Tick season is just about upon us and, while there are many options for tick control, one of the most promoted may be the most concerning.

Essential oil repellents, which use naturally derived repellents are all pretty safe, except in cases of extreme sensitivity. Some companies sell products which address the tick population itself — small tubes with attractants inside which lure ticks into a space where they are then killed, preventing them from multiplying or attaching themselves to your pets. These are meant to be distributed around a property and regularly replaced.

Then there are chemical preparations for your pets, which are much stronger but come with their own set of concerns.

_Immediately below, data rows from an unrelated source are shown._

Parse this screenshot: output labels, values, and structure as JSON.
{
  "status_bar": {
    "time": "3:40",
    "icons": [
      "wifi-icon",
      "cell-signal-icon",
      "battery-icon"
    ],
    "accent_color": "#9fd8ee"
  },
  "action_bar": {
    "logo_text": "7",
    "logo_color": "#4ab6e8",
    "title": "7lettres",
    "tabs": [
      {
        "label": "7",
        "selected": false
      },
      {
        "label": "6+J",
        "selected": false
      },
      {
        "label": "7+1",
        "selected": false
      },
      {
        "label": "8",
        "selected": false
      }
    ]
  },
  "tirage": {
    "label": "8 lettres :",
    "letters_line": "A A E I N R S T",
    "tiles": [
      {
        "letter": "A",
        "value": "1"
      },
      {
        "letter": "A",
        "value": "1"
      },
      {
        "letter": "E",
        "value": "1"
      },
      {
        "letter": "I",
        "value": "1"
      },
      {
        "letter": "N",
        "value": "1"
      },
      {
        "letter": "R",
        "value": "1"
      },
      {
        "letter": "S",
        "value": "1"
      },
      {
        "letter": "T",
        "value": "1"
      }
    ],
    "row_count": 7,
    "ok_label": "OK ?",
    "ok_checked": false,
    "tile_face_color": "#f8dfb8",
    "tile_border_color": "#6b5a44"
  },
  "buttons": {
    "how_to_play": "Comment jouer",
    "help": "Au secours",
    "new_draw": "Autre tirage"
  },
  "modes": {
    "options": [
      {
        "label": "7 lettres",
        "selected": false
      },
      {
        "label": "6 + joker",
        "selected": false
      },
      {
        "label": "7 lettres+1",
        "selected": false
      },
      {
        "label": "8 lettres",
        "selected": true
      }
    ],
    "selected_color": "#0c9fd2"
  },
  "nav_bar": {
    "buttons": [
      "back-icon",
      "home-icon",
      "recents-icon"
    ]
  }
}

Animals with sensitivities can have reactions, and if they are topical drops they can cause skin irritation.

The tick medications I am now seeing every day in my feeds are only available through veterinarians, and they are designed to prevent fleas and tick infestations. Some even extend to protect against heartworm and other worms. These preparations rely on neurotoxins that kill the parasite after it bites. They can be very effective and, in places where tick infestations are too heavy for natural prevention, they may be the only option. However, in places where ticks are not a huge concern, use of these very strong products may not be warranted.

When looking at any treatment option, side effects must be considered. When a treatment has a warning such as “may cause neurologic signs such as tremors, unsteadiness and/or seizures in dogs with or without a history of neurologic disorders. The product has not been evaluated in pregnant, breeding or lactating dogs. The most common adverse reactions in clinical trials were vomiting and diarrhea,” red flags should be raised.

Neurological damage is not something we want to mess with. This makes it more important than ever to discuss your pets’ current and past issues as well as the potential side effects of any treatment protocol. If the history of the pet isn’t complete because of changes at the clinic, or if a vet is new to you and unfamiliar with concerns you may have, you need to make sure that both you and the vet working together to ensure you choose the right option for your pets.

Sometimes a few extra minutes of discussion may reveal a cause for concern or lead you to decide that this level of tick prevention may not be worth the risk.